- Family history – People born with heart defects like coronary artery anomaly or those with a family history of arrhythmias are at a higher risk.
- Drug abuse – Illicit drug use of cocaine and other addiction-forming drugs elevates the risk.
- Medications – Certain drug overdose and medicine used to treat heart disease increases the risk.
What are the Signs and symptoms of Sudden Cardiac Arrest?
- Dizziness or lightheadedness just before the patient faints
- Loss of consciousness (fainting)
- Unexplained shortness of breath
- Racing heart
- Chest pain
- Lack of palpable pulse
- Unable to breathe normally and make gasping noises
Emergency treatment helps to prevent death due to SCA. After resuscitation, the following complications are associated with SCA:
- Postcardiac arrest shock
- reduced heart function
- Organ damage
Diagnosis: how is Sudden Cardiac Arrest diagnosed?
- SCA happens without any warning and is rarely diagnosed as it is happening. Most often, it is diagnosed after it happens.

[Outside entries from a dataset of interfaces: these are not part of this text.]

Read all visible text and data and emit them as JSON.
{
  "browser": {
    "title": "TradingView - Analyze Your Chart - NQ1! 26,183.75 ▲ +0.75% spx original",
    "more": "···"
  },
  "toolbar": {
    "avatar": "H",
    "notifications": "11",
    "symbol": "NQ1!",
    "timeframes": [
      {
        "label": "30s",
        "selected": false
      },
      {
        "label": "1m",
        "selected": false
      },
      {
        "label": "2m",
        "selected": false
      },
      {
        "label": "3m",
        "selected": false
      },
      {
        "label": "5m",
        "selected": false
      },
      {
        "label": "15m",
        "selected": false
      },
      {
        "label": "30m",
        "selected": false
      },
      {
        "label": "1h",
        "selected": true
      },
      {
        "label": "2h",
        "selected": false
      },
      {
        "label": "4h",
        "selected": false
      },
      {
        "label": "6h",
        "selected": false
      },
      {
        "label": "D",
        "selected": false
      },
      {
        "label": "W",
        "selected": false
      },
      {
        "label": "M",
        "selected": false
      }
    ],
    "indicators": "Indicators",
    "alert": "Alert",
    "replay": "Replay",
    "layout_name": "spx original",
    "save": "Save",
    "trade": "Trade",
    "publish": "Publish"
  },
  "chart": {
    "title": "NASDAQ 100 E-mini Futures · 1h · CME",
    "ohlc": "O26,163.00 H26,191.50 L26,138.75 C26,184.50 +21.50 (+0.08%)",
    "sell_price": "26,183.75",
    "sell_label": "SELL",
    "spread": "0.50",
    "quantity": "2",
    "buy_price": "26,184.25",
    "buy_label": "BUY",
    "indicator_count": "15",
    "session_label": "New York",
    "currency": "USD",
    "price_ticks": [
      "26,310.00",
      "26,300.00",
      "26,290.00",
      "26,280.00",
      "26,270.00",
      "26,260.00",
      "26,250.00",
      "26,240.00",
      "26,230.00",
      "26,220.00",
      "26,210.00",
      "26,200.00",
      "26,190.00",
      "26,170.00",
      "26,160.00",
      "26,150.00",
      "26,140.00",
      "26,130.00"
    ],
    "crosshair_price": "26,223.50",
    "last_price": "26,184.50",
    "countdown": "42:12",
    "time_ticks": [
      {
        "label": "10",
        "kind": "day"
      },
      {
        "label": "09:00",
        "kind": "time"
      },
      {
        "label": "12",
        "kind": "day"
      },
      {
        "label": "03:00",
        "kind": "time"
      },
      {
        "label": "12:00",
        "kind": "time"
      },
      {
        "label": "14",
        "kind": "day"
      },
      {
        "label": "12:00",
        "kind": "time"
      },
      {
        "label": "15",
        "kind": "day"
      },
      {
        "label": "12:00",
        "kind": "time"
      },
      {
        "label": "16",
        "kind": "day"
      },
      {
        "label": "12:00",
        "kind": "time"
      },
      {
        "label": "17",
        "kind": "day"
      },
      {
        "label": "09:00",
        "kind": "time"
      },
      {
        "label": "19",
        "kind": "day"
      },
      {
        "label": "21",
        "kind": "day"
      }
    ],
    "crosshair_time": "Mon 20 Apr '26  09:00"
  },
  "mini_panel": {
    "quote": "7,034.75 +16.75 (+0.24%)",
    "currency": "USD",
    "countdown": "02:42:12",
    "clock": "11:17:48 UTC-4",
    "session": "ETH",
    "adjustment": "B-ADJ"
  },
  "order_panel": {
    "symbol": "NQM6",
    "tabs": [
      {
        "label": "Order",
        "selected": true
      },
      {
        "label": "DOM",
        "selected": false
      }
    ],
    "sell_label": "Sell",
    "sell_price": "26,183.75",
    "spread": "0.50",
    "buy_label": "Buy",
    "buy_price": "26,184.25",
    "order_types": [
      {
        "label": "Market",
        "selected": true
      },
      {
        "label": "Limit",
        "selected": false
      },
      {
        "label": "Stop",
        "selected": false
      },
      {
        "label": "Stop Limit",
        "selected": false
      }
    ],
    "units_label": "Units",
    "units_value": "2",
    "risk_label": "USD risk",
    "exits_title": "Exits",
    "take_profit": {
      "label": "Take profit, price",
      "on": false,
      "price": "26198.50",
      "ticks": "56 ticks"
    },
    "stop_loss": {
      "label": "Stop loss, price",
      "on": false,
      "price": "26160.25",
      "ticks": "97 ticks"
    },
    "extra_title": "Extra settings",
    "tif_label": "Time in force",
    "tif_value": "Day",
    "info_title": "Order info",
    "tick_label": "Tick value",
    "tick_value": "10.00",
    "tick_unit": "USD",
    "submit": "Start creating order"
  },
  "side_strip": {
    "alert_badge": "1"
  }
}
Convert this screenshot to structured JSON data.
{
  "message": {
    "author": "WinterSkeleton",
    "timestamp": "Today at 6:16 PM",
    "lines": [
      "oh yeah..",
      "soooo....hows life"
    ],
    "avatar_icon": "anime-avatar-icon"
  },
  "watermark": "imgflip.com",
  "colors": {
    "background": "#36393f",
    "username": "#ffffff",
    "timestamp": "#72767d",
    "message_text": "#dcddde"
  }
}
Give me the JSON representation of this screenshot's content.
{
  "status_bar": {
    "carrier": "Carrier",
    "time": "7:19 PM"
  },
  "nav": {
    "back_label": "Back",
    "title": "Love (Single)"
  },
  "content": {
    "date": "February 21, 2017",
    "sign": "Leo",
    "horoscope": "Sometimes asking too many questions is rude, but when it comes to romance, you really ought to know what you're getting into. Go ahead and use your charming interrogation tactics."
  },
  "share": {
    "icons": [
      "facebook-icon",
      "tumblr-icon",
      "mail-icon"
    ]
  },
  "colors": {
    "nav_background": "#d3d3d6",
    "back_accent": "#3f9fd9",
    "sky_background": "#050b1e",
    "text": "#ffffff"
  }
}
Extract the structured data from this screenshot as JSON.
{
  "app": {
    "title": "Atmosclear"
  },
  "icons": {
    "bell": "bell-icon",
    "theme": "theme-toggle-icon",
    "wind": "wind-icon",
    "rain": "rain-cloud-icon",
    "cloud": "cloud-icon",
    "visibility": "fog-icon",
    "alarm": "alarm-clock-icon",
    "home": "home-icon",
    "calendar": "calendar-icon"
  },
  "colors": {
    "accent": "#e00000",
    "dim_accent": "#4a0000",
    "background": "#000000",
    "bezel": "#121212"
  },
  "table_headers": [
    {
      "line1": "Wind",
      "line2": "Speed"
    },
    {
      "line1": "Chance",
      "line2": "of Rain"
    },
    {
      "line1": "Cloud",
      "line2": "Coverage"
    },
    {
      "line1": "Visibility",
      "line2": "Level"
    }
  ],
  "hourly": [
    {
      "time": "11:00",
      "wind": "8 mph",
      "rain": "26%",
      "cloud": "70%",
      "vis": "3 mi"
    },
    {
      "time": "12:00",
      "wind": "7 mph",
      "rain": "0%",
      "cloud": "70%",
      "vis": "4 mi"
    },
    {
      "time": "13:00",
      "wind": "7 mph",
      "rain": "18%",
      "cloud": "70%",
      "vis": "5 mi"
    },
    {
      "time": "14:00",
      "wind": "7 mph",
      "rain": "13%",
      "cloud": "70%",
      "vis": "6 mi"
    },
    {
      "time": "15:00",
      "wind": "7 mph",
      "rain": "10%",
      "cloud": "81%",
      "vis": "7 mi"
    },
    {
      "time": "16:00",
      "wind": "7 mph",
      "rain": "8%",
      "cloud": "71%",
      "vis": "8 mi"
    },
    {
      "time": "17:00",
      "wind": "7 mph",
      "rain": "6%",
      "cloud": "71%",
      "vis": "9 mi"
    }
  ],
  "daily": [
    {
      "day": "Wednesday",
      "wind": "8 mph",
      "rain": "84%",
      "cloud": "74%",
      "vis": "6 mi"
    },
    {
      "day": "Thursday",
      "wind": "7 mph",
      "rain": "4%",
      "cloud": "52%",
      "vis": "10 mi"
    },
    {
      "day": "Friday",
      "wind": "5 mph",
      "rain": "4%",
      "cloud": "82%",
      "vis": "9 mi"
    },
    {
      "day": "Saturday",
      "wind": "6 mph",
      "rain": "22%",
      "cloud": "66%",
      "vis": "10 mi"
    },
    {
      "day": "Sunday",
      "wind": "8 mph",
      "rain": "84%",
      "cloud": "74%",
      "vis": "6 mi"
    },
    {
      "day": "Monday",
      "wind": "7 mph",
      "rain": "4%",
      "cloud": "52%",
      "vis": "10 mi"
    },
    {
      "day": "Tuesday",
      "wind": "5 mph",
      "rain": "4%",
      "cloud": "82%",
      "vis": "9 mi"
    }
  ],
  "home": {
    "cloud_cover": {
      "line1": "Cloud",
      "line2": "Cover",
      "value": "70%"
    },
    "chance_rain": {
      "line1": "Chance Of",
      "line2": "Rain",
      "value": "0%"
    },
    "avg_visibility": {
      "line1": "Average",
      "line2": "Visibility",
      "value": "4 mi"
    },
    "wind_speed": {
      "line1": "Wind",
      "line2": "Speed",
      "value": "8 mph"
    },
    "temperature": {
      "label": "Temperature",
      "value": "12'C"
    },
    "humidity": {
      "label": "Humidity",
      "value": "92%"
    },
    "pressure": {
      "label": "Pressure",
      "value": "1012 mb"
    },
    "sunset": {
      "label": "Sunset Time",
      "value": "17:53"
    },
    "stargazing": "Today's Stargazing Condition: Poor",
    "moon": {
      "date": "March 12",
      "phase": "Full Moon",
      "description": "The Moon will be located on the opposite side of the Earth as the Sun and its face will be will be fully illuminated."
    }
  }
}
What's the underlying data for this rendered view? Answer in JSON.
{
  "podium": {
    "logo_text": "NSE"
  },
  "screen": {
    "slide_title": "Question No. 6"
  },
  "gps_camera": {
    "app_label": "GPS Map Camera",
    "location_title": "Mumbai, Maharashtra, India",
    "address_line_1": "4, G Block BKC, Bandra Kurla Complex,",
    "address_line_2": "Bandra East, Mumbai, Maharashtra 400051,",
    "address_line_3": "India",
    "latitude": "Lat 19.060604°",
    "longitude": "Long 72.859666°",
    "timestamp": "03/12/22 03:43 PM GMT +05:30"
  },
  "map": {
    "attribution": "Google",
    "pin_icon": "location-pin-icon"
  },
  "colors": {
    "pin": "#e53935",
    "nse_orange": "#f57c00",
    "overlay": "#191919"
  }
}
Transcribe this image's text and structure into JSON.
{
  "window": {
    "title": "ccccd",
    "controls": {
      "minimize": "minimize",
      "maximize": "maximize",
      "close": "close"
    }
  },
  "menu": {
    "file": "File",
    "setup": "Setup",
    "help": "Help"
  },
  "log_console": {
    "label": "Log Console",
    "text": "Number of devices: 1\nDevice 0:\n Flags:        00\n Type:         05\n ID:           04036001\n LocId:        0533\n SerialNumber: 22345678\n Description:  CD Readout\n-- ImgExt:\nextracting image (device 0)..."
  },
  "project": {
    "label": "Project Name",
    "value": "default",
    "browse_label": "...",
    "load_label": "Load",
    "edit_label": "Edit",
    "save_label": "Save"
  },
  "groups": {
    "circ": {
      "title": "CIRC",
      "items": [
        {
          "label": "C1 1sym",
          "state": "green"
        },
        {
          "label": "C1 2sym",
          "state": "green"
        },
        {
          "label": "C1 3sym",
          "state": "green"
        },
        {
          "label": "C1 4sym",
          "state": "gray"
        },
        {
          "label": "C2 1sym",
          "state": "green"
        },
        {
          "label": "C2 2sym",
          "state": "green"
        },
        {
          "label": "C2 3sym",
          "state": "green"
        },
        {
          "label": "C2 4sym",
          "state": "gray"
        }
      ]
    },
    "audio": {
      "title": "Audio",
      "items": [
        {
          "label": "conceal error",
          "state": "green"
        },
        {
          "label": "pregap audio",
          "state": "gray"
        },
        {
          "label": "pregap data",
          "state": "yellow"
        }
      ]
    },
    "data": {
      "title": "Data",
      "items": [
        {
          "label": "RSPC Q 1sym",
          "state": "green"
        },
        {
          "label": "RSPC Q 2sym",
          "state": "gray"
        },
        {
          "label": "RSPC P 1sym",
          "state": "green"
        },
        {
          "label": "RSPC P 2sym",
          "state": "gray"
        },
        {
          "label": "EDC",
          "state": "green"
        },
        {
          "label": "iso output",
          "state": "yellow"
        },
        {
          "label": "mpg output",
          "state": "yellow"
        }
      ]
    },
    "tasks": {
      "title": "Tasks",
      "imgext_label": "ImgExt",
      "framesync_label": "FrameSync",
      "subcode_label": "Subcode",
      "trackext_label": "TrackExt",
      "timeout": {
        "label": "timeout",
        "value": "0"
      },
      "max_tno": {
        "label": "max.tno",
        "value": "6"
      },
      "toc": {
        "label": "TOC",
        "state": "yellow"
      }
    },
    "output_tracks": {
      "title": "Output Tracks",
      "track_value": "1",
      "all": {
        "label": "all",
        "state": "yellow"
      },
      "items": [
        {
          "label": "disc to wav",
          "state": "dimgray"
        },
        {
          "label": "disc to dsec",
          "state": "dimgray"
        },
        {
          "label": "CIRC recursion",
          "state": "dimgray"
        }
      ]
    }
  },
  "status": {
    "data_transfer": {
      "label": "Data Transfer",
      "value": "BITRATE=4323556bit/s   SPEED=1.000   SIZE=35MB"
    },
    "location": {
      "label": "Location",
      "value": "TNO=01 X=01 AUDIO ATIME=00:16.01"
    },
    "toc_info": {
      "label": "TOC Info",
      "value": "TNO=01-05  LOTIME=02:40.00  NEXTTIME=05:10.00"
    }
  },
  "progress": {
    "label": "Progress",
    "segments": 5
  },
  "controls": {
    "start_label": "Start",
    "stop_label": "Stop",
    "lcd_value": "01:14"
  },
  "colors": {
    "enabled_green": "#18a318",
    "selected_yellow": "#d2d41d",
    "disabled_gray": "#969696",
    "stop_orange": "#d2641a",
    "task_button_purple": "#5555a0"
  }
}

- Diagnostic tests –
- Electrocardiogram (ECG) – Detects the heart’s electrical activity and signs of heart damage due to ischemic heart disease.
- Echocardiography (echo) – Helps identify areas of poor blood flow, previous injury to the heart muscle, and regions of the heart muscle that are not contracting properly.
- Gated blood pool scan or MUGA (Multiple gated acquisition) tests – A radioactive substance is injected into the vein to show how well the heart pumps blood.
- Cardiac Magnetic Resonance Imaging (MRI)
- Cardiac catheterization – To detect narrowed or blocked coronary arteries.
- Electrophysiology study – To record how the heart’s electrical system responds to electrical stimuli and certain medicines.
- Blood tests – The levels of potassium, magnesium, and other chemicals involved in the heart’s electrical signaling are detected.
Treatment: how is Sudden Cardiac Arrest treated?
- Emergency treatment is done to restore the heart’s normal rhythm. Cardiopulmonary resuscitation (CPR) is immediately performed to keep blood and oxygen circulating to the brain and throughout the body.
- Emergency treatment – Defibrillation is usually done to restore the vitals as well as consciousness immediately. CPR is performed till defibrillation can be done.
- Automated External Defibrillators (AEDs) – Untrained individuals can use a particular defibrillator to give electric shocks if a dangerous arrhythmia is detected.
- Cardiopulmonary resuscitation (CPR) – The center of the chest is pushed down by at least 2 inches at the rate of 100 to 120 pushes per minute. The chest is allowed to come back to the normal position before the next push.
- Surgical procedures – Long–term treatment in the hospital and other surgical procedures are done to treat the underlying condition responsible for the SCA. These include:
- Coronary artery bypass grafting or coronary angioplasty – These restore blood flow via the narrowed or blocked arteries to treat the ischemic heart disease and prevent another SCA in the future.
- Implantable cardioverter-defibrillator (ICD) – It is surgically placed in the skin in the chest to send electric shocks to control dangerous arrhythmias.
- Medications to prevent sudden cardiac death –
Living with SCA –
- Cardiac rehabilitation
- Dietary intake rich in soluble fiber and low in saturated and trans fat
- Managing a healthy weight
- Managing stress
- Quitting smoking
Preventing SCA –
- Exercising regularly
- Regularly taking the prescribed medicines to treat the underlying conditions
- Controlling diabetes, high blood pressure, and high cholesterol
- Limiting alcohol intake
When to see a doctor? :
Consult immediately with a cardiologist or cardiac electrophysiologist if chest pain or shortness of breath is experienced for prolonged periods. It is critical to call the emergency helpline number immediately if someone collapses or seems lifeless. The average cost of an AED for use at – home ranges from Rs. 65K to 2 lakhs. The price of a standard ICD surgery lies around Rs. 3.5 to 4.5 lakhs.